> [Interface dataset entries]:
════════════════════

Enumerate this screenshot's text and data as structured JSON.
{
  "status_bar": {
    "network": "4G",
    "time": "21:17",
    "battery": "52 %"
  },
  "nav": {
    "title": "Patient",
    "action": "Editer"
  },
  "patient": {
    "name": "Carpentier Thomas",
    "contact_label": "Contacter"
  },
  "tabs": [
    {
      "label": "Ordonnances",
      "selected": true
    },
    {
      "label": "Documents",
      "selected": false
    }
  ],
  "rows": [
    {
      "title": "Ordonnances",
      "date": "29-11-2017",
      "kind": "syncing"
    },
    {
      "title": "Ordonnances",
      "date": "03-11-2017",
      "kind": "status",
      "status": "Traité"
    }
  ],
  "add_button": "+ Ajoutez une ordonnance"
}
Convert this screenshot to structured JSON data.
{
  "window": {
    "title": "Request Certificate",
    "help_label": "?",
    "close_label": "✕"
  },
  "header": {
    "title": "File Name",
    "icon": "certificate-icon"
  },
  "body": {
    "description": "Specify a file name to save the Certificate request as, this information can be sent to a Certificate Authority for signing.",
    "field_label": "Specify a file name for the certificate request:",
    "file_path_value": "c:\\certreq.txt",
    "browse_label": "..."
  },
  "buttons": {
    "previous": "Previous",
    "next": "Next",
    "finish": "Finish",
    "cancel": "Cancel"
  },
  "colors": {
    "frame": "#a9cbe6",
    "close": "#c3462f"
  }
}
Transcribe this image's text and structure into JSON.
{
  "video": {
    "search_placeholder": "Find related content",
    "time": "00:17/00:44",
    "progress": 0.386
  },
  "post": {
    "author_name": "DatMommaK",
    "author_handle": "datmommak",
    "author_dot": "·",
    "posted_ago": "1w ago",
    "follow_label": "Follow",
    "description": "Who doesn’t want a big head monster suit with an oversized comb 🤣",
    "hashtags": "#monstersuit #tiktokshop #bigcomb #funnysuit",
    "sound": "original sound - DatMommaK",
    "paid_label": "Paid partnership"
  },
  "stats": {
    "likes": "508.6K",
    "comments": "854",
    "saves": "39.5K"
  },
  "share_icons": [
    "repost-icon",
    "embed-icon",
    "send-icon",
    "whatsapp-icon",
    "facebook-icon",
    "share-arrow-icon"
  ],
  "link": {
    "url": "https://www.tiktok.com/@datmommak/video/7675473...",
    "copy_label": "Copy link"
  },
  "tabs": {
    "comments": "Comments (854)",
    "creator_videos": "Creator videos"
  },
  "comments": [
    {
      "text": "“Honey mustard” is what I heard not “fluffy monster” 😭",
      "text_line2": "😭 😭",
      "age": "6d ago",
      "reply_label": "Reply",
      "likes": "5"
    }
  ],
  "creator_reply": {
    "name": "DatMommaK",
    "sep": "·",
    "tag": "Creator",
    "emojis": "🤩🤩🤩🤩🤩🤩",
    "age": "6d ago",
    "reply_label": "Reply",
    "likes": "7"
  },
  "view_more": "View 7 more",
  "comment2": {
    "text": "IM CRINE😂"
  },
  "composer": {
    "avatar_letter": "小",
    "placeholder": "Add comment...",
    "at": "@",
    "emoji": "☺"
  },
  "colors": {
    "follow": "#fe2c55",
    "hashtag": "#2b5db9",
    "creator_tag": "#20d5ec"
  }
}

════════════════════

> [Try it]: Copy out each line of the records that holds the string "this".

> [Result]:
Enumerate this screenshot's text and data as structured JSON.
Convert this screenshot to structured JSON data.
    "description": "Specify a file name to save the Certificate request as, this information can be sent to a Certificate Authority for signing.",
Transcribe this image's text and structure into JSON.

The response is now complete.